Give back every record word for word, but keep the pictures out.
'''
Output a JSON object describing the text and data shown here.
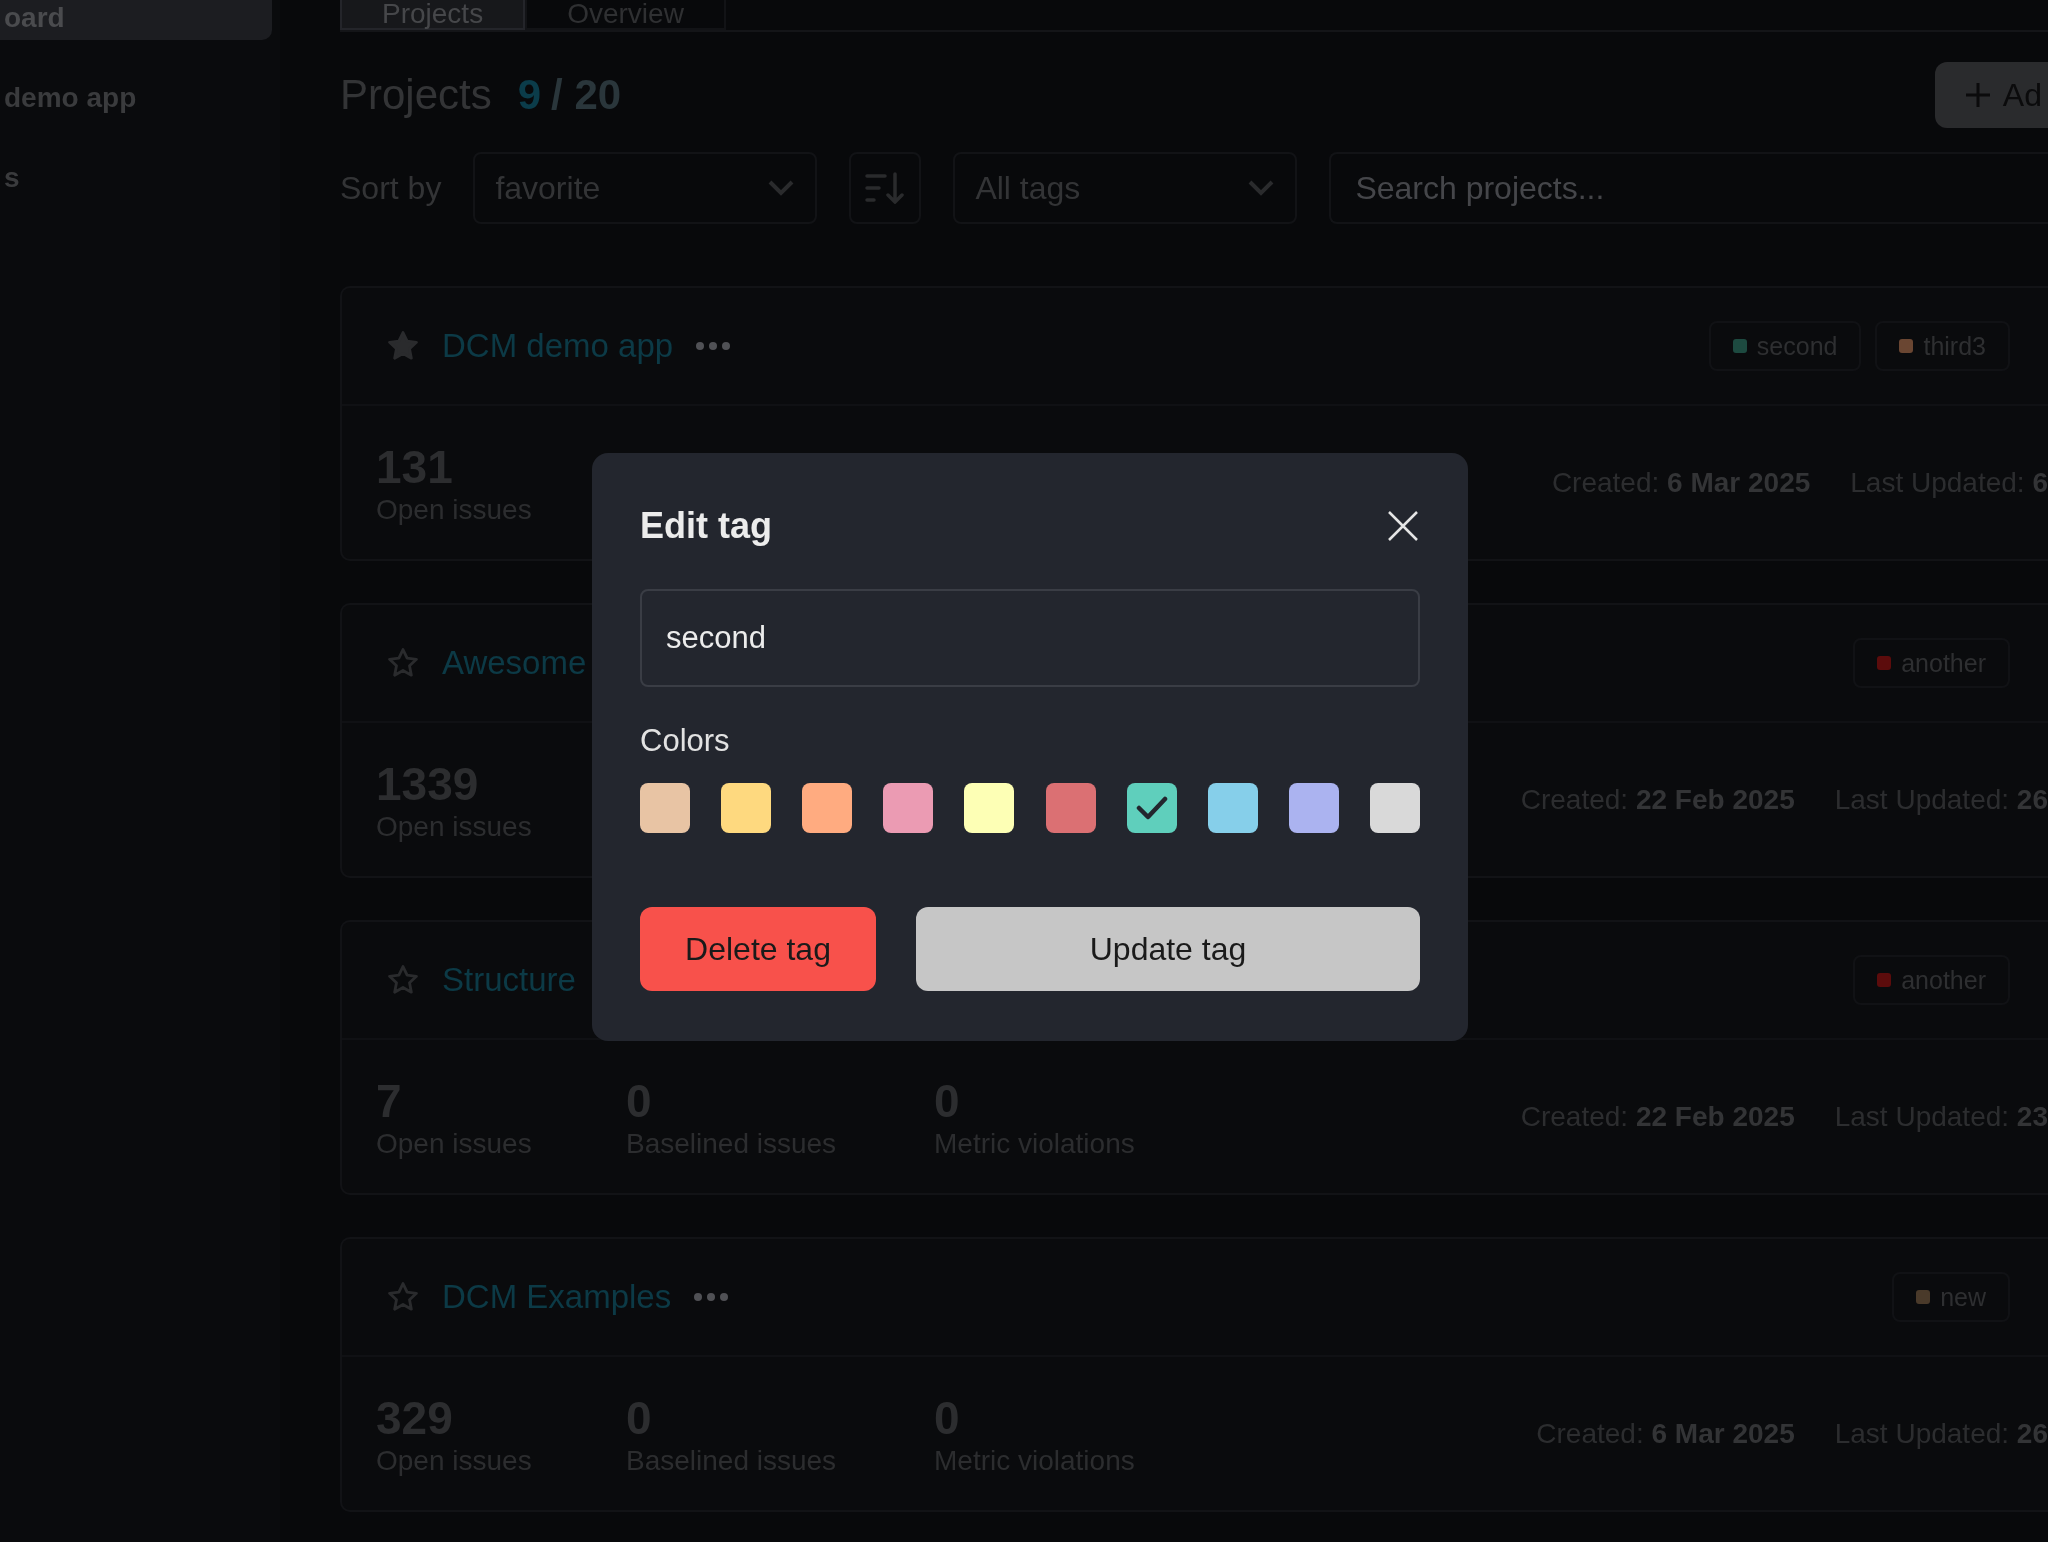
{
  "sidebar": {
    "items": [
      {
        "label": "oard",
        "selected": true
      },
      {
        "label": "demo app",
        "selected": false
      },
      {
        "label": "s",
        "selected": false
      }
    ]
  },
  "tabs": [
    {
      "label": "Projects",
      "selected": true
    },
    {
      "label": "Overview",
      "selected": false
    }
  ],
  "header": {
    "title": "Projects",
    "shown": "9",
    "total": "/ 20",
    "add_button": "Ad"
  },
  "filters": {
    "sort_label": "Sort by",
    "sort_value": "favorite",
    "tags_value": "All tags",
    "search_placeholder": "Search projects..."
  },
  "projects": [
    {
      "name": "DCM demo app",
      "favorite": true,
      "menu_icon": true,
      "tags": [
        {
          "label": "second",
          "color": "#1d4a40"
        },
        {
          "label": "third3",
          "color": "#6a4632"
        }
      ],
      "stats": [
        {
          "value": "131",
          "label": "Open issues"
        }
      ],
      "created_label": "Created:",
      "created": "6 Mar 2025",
      "updated_label": "Last Updated:",
      "updated": "6"
    },
    {
      "name": "Awesome",
      "favorite": false,
      "menu_icon": false,
      "tags": [
        {
          "label": "another",
          "color": "#5c0c0c"
        }
      ],
      "stats": [
        {
          "value": "1339",
          "label": "Open issues"
        }
      ],
      "created_label": "Created:",
      "created": "22 Feb 2025",
      "updated_label": "Last Updated:",
      "updated": "26"
    },
    {
      "name": "Structure",
      "favorite": false,
      "menu_icon": false,
      "tags": [
        {
          "label": "another",
          "color": "#5c0c0c"
        }
      ],
      "stats": [
        {
          "value": "7",
          "label": "Open issues"
        },
        {
          "value": "0",
          "label": "Baselined issues"
        },
        {
          "value": "0",
          "label": "Metric violations"
        }
      ],
      "created_label": "Created:",
      "created": "22 Feb 2025",
      "updated_label": "Last Updated:",
      "updated": "23"
    },
    {
      "name": "DCM Examples",
      "favorite": false,
      "menu_icon": true,
      "tags": [
        {
          "label": "new",
          "color": "#4a3a2a"
        }
      ],
      "stats": [
        {
          "value": "329",
          "label": "Open issues"
        },
        {
          "value": "0",
          "label": "Baselined issues"
        },
        {
          "value": "0",
          "label": "Metric violations"
        }
      ],
      "created_label": "Created:",
      "created": "6 Mar 2025",
      "updated_label": "Last Updated:",
      "updated": "26"
    }
  ],
  "modal": {
    "title": "Edit tag",
    "tag_name": "second",
    "colors_label": "Colors",
    "colors": [
      {
        "color": "#e8c4a4",
        "selected": false
      },
      {
        "color": "#fed97f",
        "selected": false
      },
      {
        "color": "#ffab80",
        "selected": false
      },
      {
        "color": "#eb9bb3",
        "selected": false
      },
      {
        "color": "#fdffb5",
        "selected": false
      },
      {
        "color": "#db7073",
        "selected": false
      },
      {
        "color": "#5fcfbc",
        "selected": true
      },
      {
        "color": "#86cfea",
        "selected": false
      },
      {
        "color": "#abb3f0",
        "selected": false
      },
      {
        "color": "#d9d9d9",
        "selected": false
      }
    ],
    "delete_button": "Delete tag",
    "update_button": "Update tag"
  }
}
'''
### Exercise output
Output a JSON object describing the text and data shown here.
{
  "sidebar": {
    "items": [
      {
        "label": "oard",
        "selected": true
      },
      {
        "label": "demo app",
        "selected": false
      },
      {
        "label": "s",
        "selected": false
      }
    ]
  },
  "tabs": [
    {
      "label": "Projects",
      "selected": true
    },
    {
      "label": "Overview",
      "selected": false
    }
  ],
  "header": {
    "title": "Projects",
    "shown": "9",
    "total": "/ 20",
    "add_button": "Ad"
  },
  "filters": {
    "sort_label": "Sort by",
    "sort_value": "favorite",
    "tags_value": "All tags",
    "search_placeholder": "Search projects..."
  },
  "projects": [
    {
      "name": "DCM demo app",
      "favorite": true,
      "menu_icon": true,
      "tags": [
        {
          "label": "second",
          "color": "#1d4a40"
        },
        {
          "label": "third3",
          "color": "#6a4632"
        }
      ],
      "stats": [
        {
          "value": "131",
          "label": "Open issues"
        }
      ],
      "created_label": "Created:",
      "created": "6 Mar 2025",
      "updated_label": "Last Updated:",
      "updated": "6"
    },
    {
      "name": "Awesome",
      "favorite": false,
      "menu_icon": false,
      "tags": [
        {
          "label": "another",
          "color": "#5c0c0c"
        }
      ],
      "stats": [
        {
          "value": "1339",
          "label": "Open issues"
        }
      ],
      "created_label": "Created:",
      "created": "22 Feb 2025",
      "updated_label": "Last Updated:",
      "updated": "26"
    },
    {
      "name": "Structure",
      "favorite": false,
      "menu_icon": false,
      "tags": [
        {
          "label": "another",
          "color": "#5c0c0c"
        }
      ],
      "stats": [
        {
          "value": "7",
          "label": "Open issues"
        },
        {
          "value": "0",
          "label": "Baselined issues"
        },
        {
          "value": "0",
          "label": "Metric violations"
        }
      ],
      "created_label": "Created:",
      "created": "22 Feb 2025",
      "updated_label": "Last Updated:",
      "updated": "23"
    },
    {
      "name": "DCM Examples",
      "favorite": false,
      "menu_icon": true,
      "tags": [
        {
          "label": "new",
          "color": "#4a3a2a"
        }
      ],
      "stats": [
        {
          "value": "329",
          "label": "Open issues"
        },
        {
          "value": "0",
          "label": "Baselined issues"
        },
        {
          "value": "0",
          "label": "Metric violations"
        }
      ],
      "created_label": "Created:",
      "created": "6 Mar 2025",
      "updated_label": "Last Updated:",
      "updated": "26"
    }
  ],
  "modal": {
    "title": "Edit tag",
    "tag_name": "second",
    "colors_label": "Colors",
    "colors": [
      {
        "color": "#e8c4a4",
        "selected": false
      },
      {
        "color": "#fed97f",
        "selected": false
      },
      {
        "color": "#ffab80",
        "selected": false
      },
      {
        "color": "#eb9bb3",
        "selected": false
      },
      {
        "color": "#fdffb5",
        "selected": false
      },
      {
        "color": "#db7073",
        "selected": false
      },
      {
        "color": "#5fcfbc",
        "selected": true
      },
      {
        "color": "#86cfea",
        "selected": false
      },
      {
        "color": "#abb3f0",
        "selected": false
      },
      {
        "color": "#d9d9d9",
        "selected": false
      }
    ],
    "delete_button": "Delete tag",
    "update_button": "Update tag"
  }
}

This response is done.